I think one thing that makes a lot of characters in Transformers fiction work as well as they do is hyperbole.
Take Beast Wars Rattrap. How often does he say "We're all gonna die?"
Or take ROTF Jetfire's crankiness.
And before anyone says it doesn't work in comics, I point to Death's Head, who's not a Transformer per se but has a pretty distinct personality, yes?
Give characters some unique speech mannerisms, catchphrases, frequent idioms that create a personality. Sometimes it's just the little nuances that make readers actually care about hi-then-die characters beyond "I got that toy".
Swindle and Jolt/"Deadend" in Alliance were a step in the right direction, actually. They exchanged some banter before they met their untimely demise. It just needed more work. Some more hyperbole, make their dialogue less "technical", less verbose and less expository and mix in some more personality.
Here's a quick attempt to spice up the dialogue on page 18 in Alliance #3:
"So when do we get to blow up stuff already, Swindle?"
"Patience, Dead End. Why do I always get to work with amateurs?"
"Tough words coming from a malfunction like you!"
"Malfunction? Do you even know what that word means, you stupid practice drone?"
"Hey, nobody calls me a praxis drone! Come on, I kill you right here on the spot, Dwindle!"
"Save it until after the mission is done. If you survive, that is. Now let's get started already."
In your version, both characters seemed to have the same level of intellect and level of language. I tried to increase your characterizations by making "Dead End" even more trigger-happy and dim-witted with the misquote (which is kinda ripped off from Rumble in the 1986 animated movie) while making Swindle more of an arrogant snob. However, I noticed that this deviates from the toy bio where Swindle is the dumb and trigger-happy guy. Not sure how to reconcile that personality with the basic content of the dialogue in your version, unless I swap around personalities.
You see the difference in tone, though? The basic information delivered is the same, but the characters have more of an edge to them that makes them stick out more.

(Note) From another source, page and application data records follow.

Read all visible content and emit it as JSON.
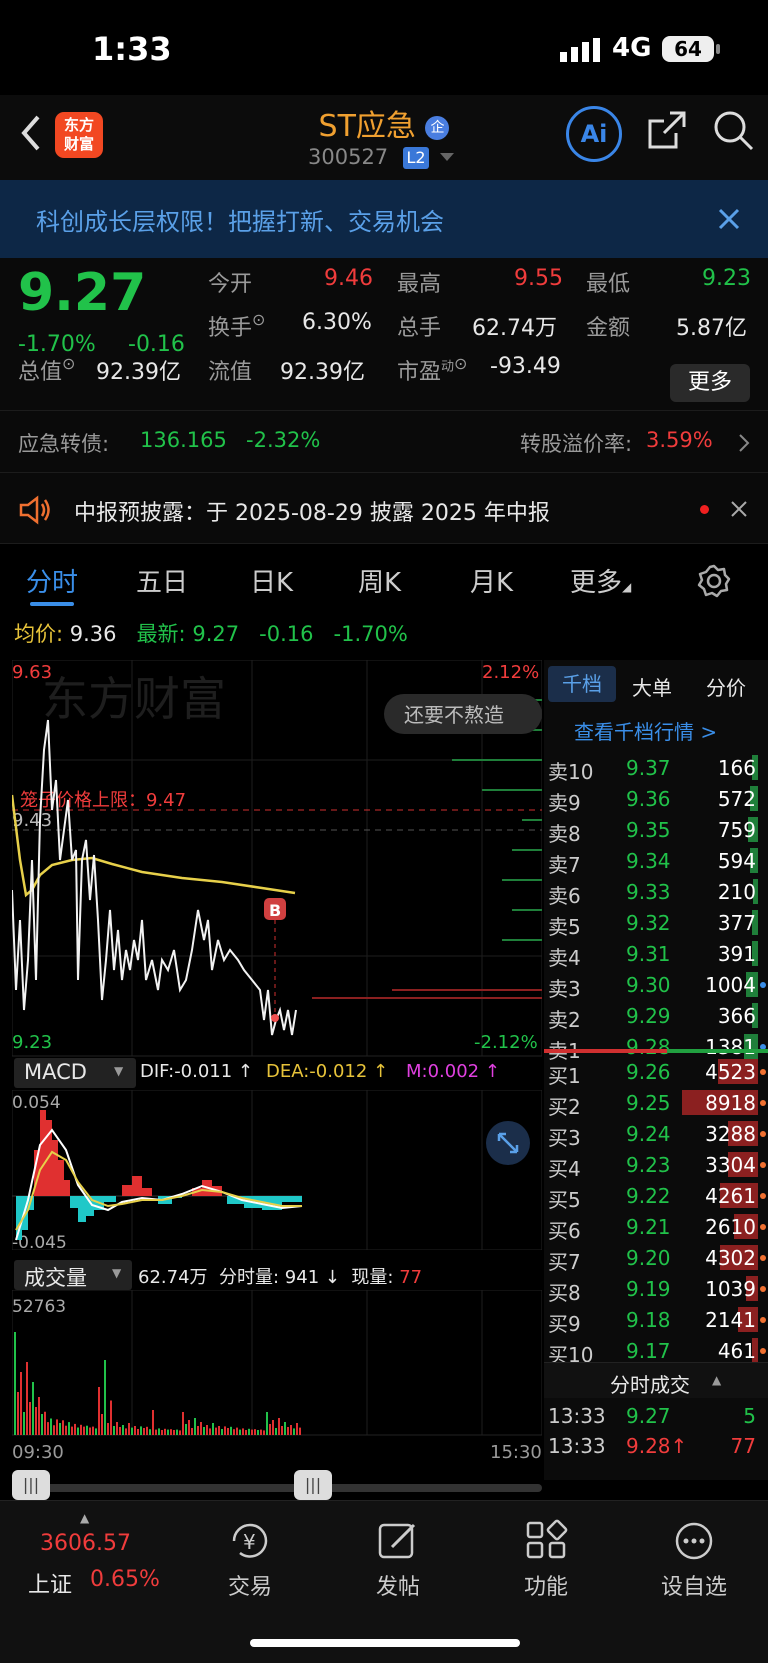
{
  "status": {
    "time": "1:33",
    "network": "4G",
    "battery": "64"
  },
  "header": {
    "name": "ST应急",
    "code": "300527",
    "level": "L2",
    "badge": "企",
    "logo_line1": "东方",
    "logo_line2": "财富",
    "ai_label": "Ai"
  },
  "banner": {
    "text": "科创成长层权限！把握打新、交易机会"
  },
  "quote": {
    "price": "9.27",
    "change_pct": "-1.70%",
    "change": "-0.16",
    "open_label": "今开",
    "open": "9.46",
    "high_label": "最高",
    "high": "9.55",
    "low_label": "最低",
    "low": "9.23",
    "turnover_label": "换手",
    "turnover": "6.30%",
    "volume_label": "总手",
    "volume": "62.74万",
    "amount_label": "金额",
    "amount": "5.87亿",
    "mktcap_label": "总值",
    "mktcap": "92.39亿",
    "float_label": "流值",
    "float": "92.39亿",
    "pe_label": "市盈",
    "pe_sup": "动",
    "pe": "-93.49",
    "more": "更多"
  },
  "convertible": {
    "label": "应急转债:",
    "price": "136.165",
    "pct": "-2.32%",
    "premium_label": "转股溢价率:",
    "premium": "3.59%"
  },
  "notice": {
    "text": "中报预披露：于 2025-08-29 披露 2025 年中报"
  },
  "tabs": [
    "分时",
    "五日",
    "日K",
    "周K",
    "月K",
    "更多"
  ],
  "chart_info": {
    "avg_label": "均价:",
    "avg": "9.36",
    "last_label": "最新:",
    "last": "9.27",
    "chg": "-0.16",
    "pct": "-1.70%"
  },
  "chart": {
    "ymax": "9.63",
    "ymin": "9.23",
    "pct_top": "2.12%",
    "pct_bottom": "-2.12%",
    "prev_close": "9.43",
    "limit_label": "笼子价格上限：9.47",
    "tooltip": "还要不熬造",
    "watermark": "东方财富",
    "marker": "B"
  },
  "macd": {
    "title": "MACD",
    "dif": "DIF:-0.011 ↑",
    "dea": "DEA:-0.012 ↑",
    "m": "M:0.002 ↑",
    "top": "0.054",
    "bottom": "-0.045"
  },
  "volume_panel": {
    "title": "成交量",
    "total": "62.74万",
    "tick_label": "分时量:",
    "tick": "941 ↓",
    "now_label": "现量:",
    "now": "77",
    "top": "52763",
    "start": "09:30",
    "end": "15:30"
  },
  "book": {
    "tabs": [
      "千档",
      "大单",
      "分价"
    ],
    "link": "查看千档行情 >",
    "asks": [
      {
        "l": "卖10",
        "p": "9.37",
        "v": "166",
        "w": 6
      },
      {
        "l": "卖9",
        "p": "9.36",
        "v": "572",
        "w": 8
      },
      {
        "l": "卖8",
        "p": "9.35",
        "v": "759",
        "w": 10
      },
      {
        "l": "卖7",
        "p": "9.34",
        "v": "594",
        "w": 8
      },
      {
        "l": "卖6",
        "p": "9.33",
        "v": "210",
        "w": 5
      },
      {
        "l": "卖5",
        "p": "9.32",
        "v": "377",
        "w": 6
      },
      {
        "l": "卖4",
        "p": "9.31",
        "v": "391",
        "w": 6
      },
      {
        "l": "卖3",
        "p": "9.30",
        "v": "1004",
        "w": 12
      },
      {
        "l": "卖2",
        "p": "9.29",
        "v": "366",
        "w": 6
      },
      {
        "l": "卖1",
        "p": "9.28",
        "v": "1381",
        "w": 14
      }
    ],
    "bids": [
      {
        "l": "买1",
        "p": "9.26",
        "v": "4523",
        "w": 40
      },
      {
        "l": "买2",
        "p": "9.25",
        "v": "8918",
        "w": 76
      },
      {
        "l": "买3",
        "p": "9.24",
        "v": "3288",
        "w": 30
      },
      {
        "l": "买4",
        "p": "9.23",
        "v": "3304",
        "w": 30
      },
      {
        "l": "买5",
        "p": "9.22",
        "v": "4261",
        "w": 38
      },
      {
        "l": "买6",
        "p": "9.21",
        "v": "2610",
        "w": 24
      },
      {
        "l": "买7",
        "p": "9.20",
        "v": "4302",
        "w": 38
      },
      {
        "l": "买8",
        "p": "9.19",
        "v": "1039",
        "w": 12
      },
      {
        "l": "买9",
        "p": "9.18",
        "v": "2141",
        "w": 20
      },
      {
        "l": "买10",
        "p": "9.17",
        "v": "461",
        "w": 6
      }
    ],
    "trades_title": "分时成交",
    "trades": [
      {
        "t": "13:33",
        "p": "9.27",
        "v": "5"
      },
      {
        "t": "13:33",
        "p": "9.28↑",
        "v": "77"
      }
    ]
  },
  "nav": {
    "index_value": "3606.57",
    "index_name": "上证",
    "index_pct": "0.65%",
    "items": [
      "交易",
      "发帖",
      "功能",
      "设自选"
    ]
  }
}
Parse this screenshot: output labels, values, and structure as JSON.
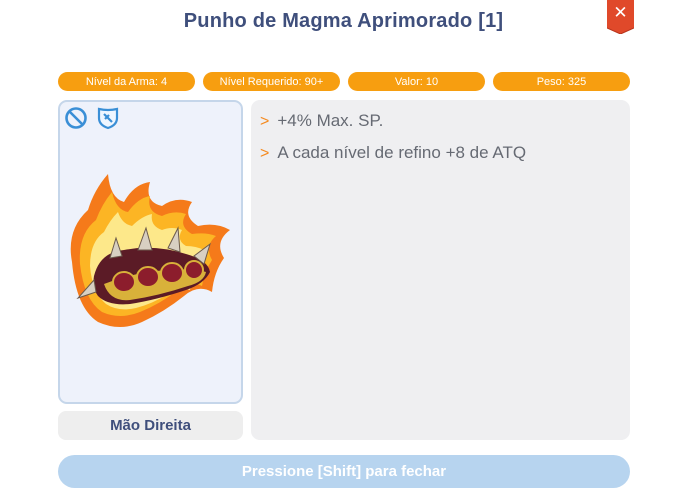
{
  "window": {
    "title": "Punho de Magma Aprimorado [1]",
    "close_label": "✕"
  },
  "stats": [
    {
      "label": "Nível da Arma: 4"
    },
    {
      "label": "Nível Requerido: 90+"
    },
    {
      "label": "Valor: 10"
    },
    {
      "label": "Peso: 325"
    }
  ],
  "item": {
    "badges": [
      "no-trade-icon",
      "shield-icon"
    ],
    "image": "magma-knuckle-weapon-icon",
    "slot_label": "Mão Direita"
  },
  "description": {
    "marker": ">",
    "lines": [
      {
        "text": "+4% Max. SP."
      },
      {
        "text": "A cada nível de refino +8 de ATQ"
      }
    ]
  },
  "footer": {
    "close_hint": "Pressione [Shift] para fechar"
  },
  "colors": {
    "accent_orange": "#f79e10",
    "title_navy": "#3f4f7c",
    "close_red": "#e0492a",
    "footer_blue": "#b7d4ef"
  }
}
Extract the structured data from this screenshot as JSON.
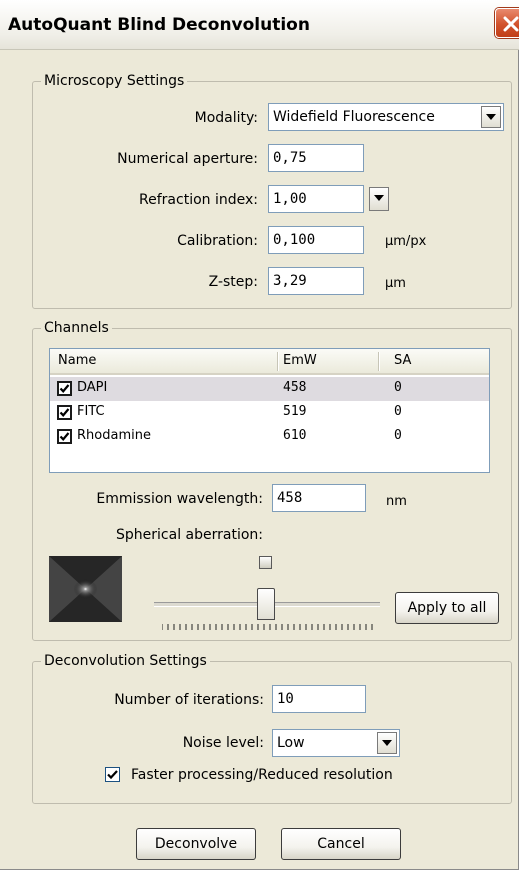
{
  "window": {
    "title": "AutoQuant Blind Deconvolution"
  },
  "microscopy": {
    "legend": "Microscopy Settings",
    "modality": {
      "label": "Modality:",
      "value": "Widefield Fluorescence"
    },
    "numerical_aperture": {
      "label": "Numerical aperture:",
      "value": "0,75"
    },
    "refraction_index": {
      "label": "Refraction index:",
      "value": "1,00"
    },
    "calibration": {
      "label": "Calibration:",
      "value": "0,100",
      "unit": "µm/px"
    },
    "z_step": {
      "label": "Z-step:",
      "value": "3,29",
      "unit": "µm"
    }
  },
  "channels": {
    "legend": "Channels",
    "columns": [
      "Name",
      "EmW",
      "SA"
    ],
    "rows": [
      {
        "name": "DAPI",
        "emw": "458",
        "sa": "0",
        "checked": true,
        "selected": true
      },
      {
        "name": "FITC",
        "emw": "519",
        "sa": "0",
        "checked": true,
        "selected": false
      },
      {
        "name": "Rhodamine",
        "emw": "610",
        "sa": "0",
        "checked": true,
        "selected": false
      }
    ],
    "emission": {
      "label": "Emmission wavelength:",
      "value": "458",
      "unit": "nm"
    },
    "spherical": {
      "label": "Spherical aberration:",
      "slider_value_fraction": 0.45
    },
    "apply_all_label": "Apply to all"
  },
  "deconvolution": {
    "legend": "Deconvolution Settings",
    "iterations": {
      "label": "Number of iterations:",
      "value": "10"
    },
    "noise": {
      "label": "Noise level:",
      "value": "Low"
    },
    "faster": {
      "label": "Faster processing/Reduced resolution",
      "checked": true
    }
  },
  "buttons": {
    "deconvolve": "Deconvolve",
    "cancel": "Cancel"
  }
}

The dialogue doesn't just deliver the important information on a silver platter, but incorporates it more into a fleshed out version of the characters' attitudes.
In your version, Swindle and "Dead End" keep referring to the "mission", apparently in an attempt to drive home the point that they are about to start a pre-planned mission. This information is already hinted with Fracture's voiceover lead-in to the scene, and pointing out the existence of a mission once is more than sufficient.
Skimming through issue 4, I notice a lot more instances where the dialogue puts a lot of emphasis on DELIVERING IMPORTANT INFORMATION IN A PAINFULLY STRAIGHTFORWARD FASHION. The dialogue needs to come across more natural, less "written" and more "spoken". I know the problem very well because I've been reading comic books translated into German for many years, and some translators, while having good linguistic skills, just fail at writing natural dialogue. When you can't tell the difference between Ben Grimm and Thor's dialogue, you know something is wrong.
Issue 4, page 4 onwards. There's a lot of "appears", "I think", "if Barricade's intel is correct" and such. That disrupts the flow of the dialogue by making the characters overly analytic. Works maybe for Ratchet, but not so much for Ironhide or Swindle.
How about this:
"I've got some kind of energy reading, but there's nothing suspicious here. Maybe they're..." SMASH!
"So much for your energy readings, Ratchet. Team two in pursuit. Team one, heading your way!"
"Copy that, team two. Signatures are marked, closing in now. Big Buddha's in the lead."
"Whoa, that went fast! Swindle here, we're being chased! Still no sign of... PRIME!"
"Dead End is down! Confirm contact with Prime. This ain't good, this ain't..."
"You can run, but you cannot hide..."
"Prime, you're all right?"
"I'm fine, Ironhide. Not so sure about this one, though. Ratchet?"
"Confirm. This one's out."
"One down, one to go. Where's Lennox?"
"Still with Bumblebee. Going after them."
"One hostile down! We need a clean-up crew ASAP!"
Actually, I think Epps' military dialogue is mostly okay. The biggest problem I see is with Ironhide, who should be more grumpy and less verbose. Shorten sentences more, reduce the amount of subjects, full names (just "Prime") and explicit explanations of even the most minute details. Speeds up the scene a little more, and makes the characters talk less like, well, comic book characters.
One trick I'm using is to try to actually speak the dialogue with the characters' on-screen voices in mind (well, except for Swindle and "Dead End"). If it sounds off, the dialogue needs work.
I'm sure others here may be able to come up with even better substitute dialogue than my 2:00 AM attempt.
Edited by Nevermore, 14 November 2009 - 08:10 PM.